I strongly suspect that the Best Supporting Actor Oscar race is between Green Book‘s Mahershala Ali and Can You Ever Forgive Me‘s Richard E. Grant, and that Sam Elliott‘s stand-out performance in A Star Is Born…well, he’ll be nominated but that’s all.

Like all Oscar contenders Elliott has of course been getting a lot of media attention with career-highlight articles and whatnot. But his Wiki page pays almost no attention to his first half-decent theatrical feature — Daniel Petrie‘s Lifeguard, a 1976 character-driven story about aging and values — and in which Elliott gave his first semi-sturdy performance.

I saw Lifeguard when it first came out. It was obviously a low-budget beach movie (pre-Baywatch) that was partly green-lighted because of the bikinis, and was saddled with an occasionally clumsy, in-and-out script. But it also had a grounded, this-is-real, emotionally upfront quality, and was about the terror of hitting 30 with no clear idea of what to do with your life.

Elliott played Rick Carlson, a 30-year-old Los Angeles lifeguard (Elliott turned 32 in August ’76) who gets laid a lot. Rick begins to question his life when he reunites with Anne Archer‘s Cathy, an old girlfriend who’s now divorced with a young son. Sensing his beachside ennui, she urges Rick to to take a job as a Porsche salesman, which is being offered to him by another high-school classmate (Stephen Young).

Concurrently Rick is feeling a certain something or other for Wendy (Kathleen Quinlan, 21 at the time), a lonely teenager with a crush on him. Will Rick quit lifeguarding for a Porsche dealership gig? Will he hook up with Archer or relapse with the obviously-too-young Quinlan?

Variety review: “Lifeguard is an unsatisfying film, of uncertain focus on a 30-ish guy who doesn’t yet seem to know what he wants.” HE response: Wrong — it’s fairly satisfying. As for the main character not knowing which way to turn…yes, exactly!

Director David Frankel, writing six years ago in a N.Y. Times essay about Lifeguard:

“I remember Lifeguard all these years later, and that counts for something, doesn’t it? Isn’t that what art is, really? A work that makes you see the world differently, that answers questions you didn’t know you had, that perfectly captures a time and a place, that inspires you?

Lifeguard is about making choices.

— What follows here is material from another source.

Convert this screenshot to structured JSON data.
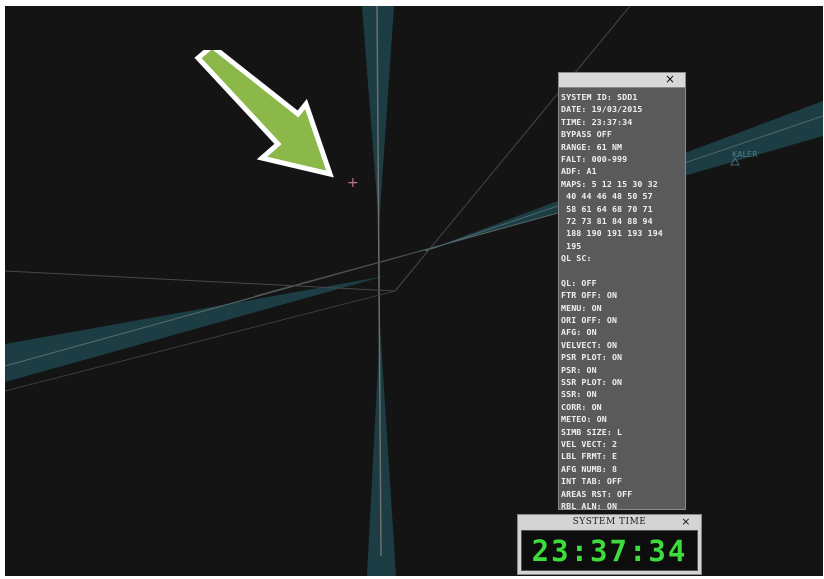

That’s what the best movies are always about, and that’s what I remember most: the horror of realizing at 30 that your best years may be behind you, and that only drudgery and self-hatred lie ahead.

“Sitting there in my tennis shorts in a multiplex in Poughkeepsie, that sure motivated me. In a strange, popcorny, cliché-ridden, summer-movie kind of way you could say that Lifeguard saved my life.”